__Task objective__:
In the records below, find each line holding the word "likes" and copy it.
(Records shown begins)
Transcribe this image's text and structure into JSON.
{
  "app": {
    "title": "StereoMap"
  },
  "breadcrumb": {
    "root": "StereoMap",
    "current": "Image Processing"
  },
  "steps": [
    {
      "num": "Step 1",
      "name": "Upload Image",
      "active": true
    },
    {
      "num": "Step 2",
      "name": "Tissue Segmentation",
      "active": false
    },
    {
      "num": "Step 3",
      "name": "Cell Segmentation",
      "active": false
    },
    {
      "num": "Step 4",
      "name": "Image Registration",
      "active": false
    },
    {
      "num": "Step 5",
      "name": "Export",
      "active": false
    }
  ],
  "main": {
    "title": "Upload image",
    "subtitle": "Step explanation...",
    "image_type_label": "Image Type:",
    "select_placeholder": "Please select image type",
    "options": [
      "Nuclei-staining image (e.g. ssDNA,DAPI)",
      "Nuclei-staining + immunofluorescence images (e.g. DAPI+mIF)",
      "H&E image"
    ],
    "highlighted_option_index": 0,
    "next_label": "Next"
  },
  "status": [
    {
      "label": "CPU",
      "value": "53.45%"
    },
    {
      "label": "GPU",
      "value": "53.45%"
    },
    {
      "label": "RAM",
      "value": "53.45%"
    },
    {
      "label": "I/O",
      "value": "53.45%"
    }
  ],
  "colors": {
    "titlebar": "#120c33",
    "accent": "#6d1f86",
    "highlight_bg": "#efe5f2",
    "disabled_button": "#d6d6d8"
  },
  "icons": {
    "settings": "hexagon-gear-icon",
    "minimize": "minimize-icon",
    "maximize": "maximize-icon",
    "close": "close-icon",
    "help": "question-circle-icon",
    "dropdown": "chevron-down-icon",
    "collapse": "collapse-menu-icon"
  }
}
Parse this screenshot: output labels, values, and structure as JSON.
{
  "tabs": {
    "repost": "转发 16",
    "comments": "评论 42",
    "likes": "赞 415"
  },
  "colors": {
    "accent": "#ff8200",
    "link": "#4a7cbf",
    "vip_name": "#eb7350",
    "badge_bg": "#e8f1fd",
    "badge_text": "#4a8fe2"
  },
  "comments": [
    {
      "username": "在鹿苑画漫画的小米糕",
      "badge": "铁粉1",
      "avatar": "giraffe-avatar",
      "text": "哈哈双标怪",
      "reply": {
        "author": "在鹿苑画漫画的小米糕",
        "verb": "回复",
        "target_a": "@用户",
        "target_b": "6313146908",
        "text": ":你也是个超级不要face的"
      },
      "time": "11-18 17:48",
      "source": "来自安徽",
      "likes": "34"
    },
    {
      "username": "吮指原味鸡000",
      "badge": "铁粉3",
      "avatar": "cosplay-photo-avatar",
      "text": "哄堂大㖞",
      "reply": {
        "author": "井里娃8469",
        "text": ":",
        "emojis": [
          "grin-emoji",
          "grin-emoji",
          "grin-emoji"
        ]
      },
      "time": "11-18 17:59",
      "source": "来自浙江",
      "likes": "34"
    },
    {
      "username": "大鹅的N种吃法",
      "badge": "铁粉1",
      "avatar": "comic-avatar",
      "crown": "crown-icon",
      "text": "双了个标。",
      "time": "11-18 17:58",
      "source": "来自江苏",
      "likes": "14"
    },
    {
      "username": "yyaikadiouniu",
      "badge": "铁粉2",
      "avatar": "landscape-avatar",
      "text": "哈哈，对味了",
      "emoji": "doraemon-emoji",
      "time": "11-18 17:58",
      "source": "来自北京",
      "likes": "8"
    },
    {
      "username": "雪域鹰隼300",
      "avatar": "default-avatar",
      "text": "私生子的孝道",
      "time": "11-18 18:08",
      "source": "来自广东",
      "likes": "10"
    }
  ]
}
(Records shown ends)
__Finished task__:
    "likes": "赞 415"
      "likes": "34"
      "likes": "34"
      "likes": "14"
      "likes": "8"
      "likes": "10"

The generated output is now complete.